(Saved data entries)
-- Opening Marker --

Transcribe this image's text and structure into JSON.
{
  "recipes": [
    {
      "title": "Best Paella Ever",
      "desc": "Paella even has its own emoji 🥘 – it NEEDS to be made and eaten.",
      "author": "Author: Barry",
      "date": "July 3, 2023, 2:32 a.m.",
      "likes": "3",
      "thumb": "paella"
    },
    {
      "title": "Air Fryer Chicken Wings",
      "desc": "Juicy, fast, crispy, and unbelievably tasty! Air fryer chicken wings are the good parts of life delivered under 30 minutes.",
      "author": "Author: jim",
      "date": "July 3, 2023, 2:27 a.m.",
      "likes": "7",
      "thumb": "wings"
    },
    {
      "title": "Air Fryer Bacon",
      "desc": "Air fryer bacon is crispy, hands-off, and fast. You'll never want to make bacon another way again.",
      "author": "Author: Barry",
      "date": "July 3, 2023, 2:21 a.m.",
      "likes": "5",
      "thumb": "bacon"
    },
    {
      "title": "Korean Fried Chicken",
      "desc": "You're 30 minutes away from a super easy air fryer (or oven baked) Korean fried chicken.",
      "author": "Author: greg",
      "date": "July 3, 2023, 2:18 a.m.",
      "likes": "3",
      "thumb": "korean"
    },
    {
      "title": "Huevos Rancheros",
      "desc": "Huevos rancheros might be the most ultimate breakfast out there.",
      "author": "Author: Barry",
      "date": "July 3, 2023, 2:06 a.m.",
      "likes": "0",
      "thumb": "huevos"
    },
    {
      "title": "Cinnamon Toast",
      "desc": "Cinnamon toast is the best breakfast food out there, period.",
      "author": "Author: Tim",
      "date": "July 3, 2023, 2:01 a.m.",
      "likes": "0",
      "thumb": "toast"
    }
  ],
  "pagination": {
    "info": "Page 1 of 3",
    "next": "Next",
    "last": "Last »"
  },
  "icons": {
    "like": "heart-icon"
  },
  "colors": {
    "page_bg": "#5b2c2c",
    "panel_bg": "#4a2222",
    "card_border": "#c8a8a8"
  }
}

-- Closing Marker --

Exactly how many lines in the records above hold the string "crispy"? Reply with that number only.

= Worked solution =
2